On iTunes: 'Wakaliwood: The Documentary' (Doc On The Man Behind Uganda's 1st Action Film)
Photo Credit: S & A

On iTunes: 'Wakaliwood: The Documentary' (Doc On The Man Behind Uganda's 1st Action Film)


This is great news!

A couple of years ago, we featured the trailer for a film that was dubbed Uganda’s first action film, titled Who Killed Captain Alex. Long time readers might remember the absolutely insanely fun, and hilarious trailer, that was loaded with nutty action sequences, and entry-level special effects.

We were amused, but also intrigued. You can watch it below if you haven’t seen it.

The trailer was played several million times on video sharing sites across the web, becoming an instant viral hit. I never did get to see the full film, however.

2 years later, a feature length documentary film on the man behind Who Killed Captain Alex, is now available on the home video market, courtesy of SnagFilms, parent company of Indiewire, as I noted, is excellent news!

The short story goes… Isaac Nabwana founded Uganda-based Ramon Film Productions, a team of nearly 100 actors, filmmakers, and technicians – all volunteers – dedicated to building an independent film industry in that country. Filmmaking is difficult in any environment, but the squalid Ugandan locales where Nabwana and company operate, presents several added challenges like the struggle for basic utilities that many around the world, take for granted.
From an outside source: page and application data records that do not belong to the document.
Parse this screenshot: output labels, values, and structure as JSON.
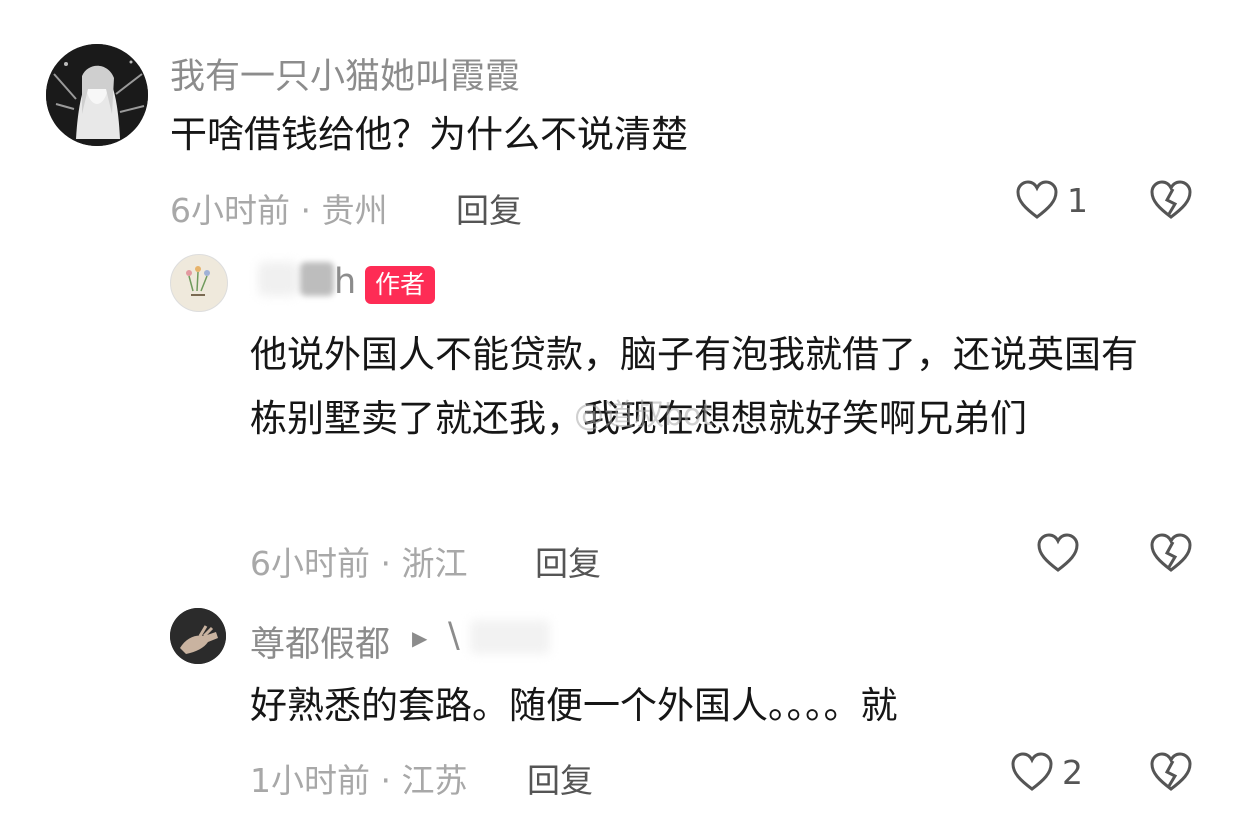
{
  "comments": [
    {
      "username": "我有一只小猫她叫霞霞",
      "text": "干啥借钱给他？为什么不说清楚",
      "time": "6小时前",
      "location": "贵州",
      "reply_label": "回复",
      "like_count": "1",
      "avatar_icon": "anime-girl-avatar"
    },
    {
      "username": "h",
      "author_badge": "作者",
      "text": "他说外国人不能贷款，脑子有泡我就借了，还说英国有栋别墅卖了就还我，我现在想想就好笑啊兄弟们",
      "time": "6小时前",
      "location": "浙江",
      "reply_label": "回复",
      "like_count": "",
      "avatar_icon": "flower-plate-avatar"
    },
    {
      "username": "尊都假都",
      "reply_target": "\\",
      "text": "好熟悉的套路。随便一个外国人。。。。就",
      "time": "1小时前",
      "location": "江苏",
      "reply_label": "回复",
      "like_count": "2",
      "avatar_icon": "hand-photo-avatar"
    }
  ],
  "meta_separator": "·",
  "watermark": "@道叔bot",
  "colors": {
    "badge": "#fe2c55",
    "meta": "#a8a8a8",
    "username": "#8c8c8c",
    "text": "#161616"
  }
}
The team must invent all their equipment while relying on ingenuity and available materials. For example, their tripod is a modified car jack, and props are typically welded from scrap metal and used car parts. Isaac personally built the computer he uses for editing, sound mixing, and special effects, although, due to Uganda’s climate, it overheats regularly. And the fact that Isaac’s video camera has a busted viewfinder, and his only battery is held together with string, hasn’t slowed him down one bit.

The only remuneration the cast and crew receive is a share of the profits from DVDs they sell at street corners and local markets. But distribution is a race against time as the films are quickly pirated, and evenue plummets after only a couple weeks.

Film festival programmer Alan Hofmanis felt compelled to travel to Uganda and meet Isaac Nabwana after watching the trailer for the aforementioned Who Killed Captain Alex, and, inspired by Ramon Film Productions and a renewed love for cinema, Alan returned to the United States where he recruited independent film producer/distributor/filmmaker Ben Barenholtz, and cinematographer Andreas von Scheele, who, weeks later, returned to Uganda to document Ramon Film Productions – especially the life, struggles, and creative process of filmmaker Isaac Nabwana.

Sold? I am. 

The film, titled Wakaliwood: The Documentary, had its world premiere at the Hamptons International Film Festival last October, and the filmmakers raised an additional $35,000 soon after to complete post-production of it. It’s now officially complete and ready to be viewed.

SnagFilms has made the film available on iTunes, both as a rental (for $4.99, in HD), and for purchase ($12.99, also in HD).

I definitely plan to rent it, likely some time in the next week; and after watching it, I’ll certainly share my thoughts here.

Below you’ll find 12-minutes worth of excerpts from the film:

And here’s the trailer for Who Killed Captain Alex.

Shadow and Act is a website dedicated to cinema, television and web content of Africa and its global Diaspora. With daily news, interviews, in-depth investigations into the audiovisual industry, and more, Shadow and Act promotes content created by and about people of African descent throughout the world.

© 2023 Shadow & Act. All rights reserved.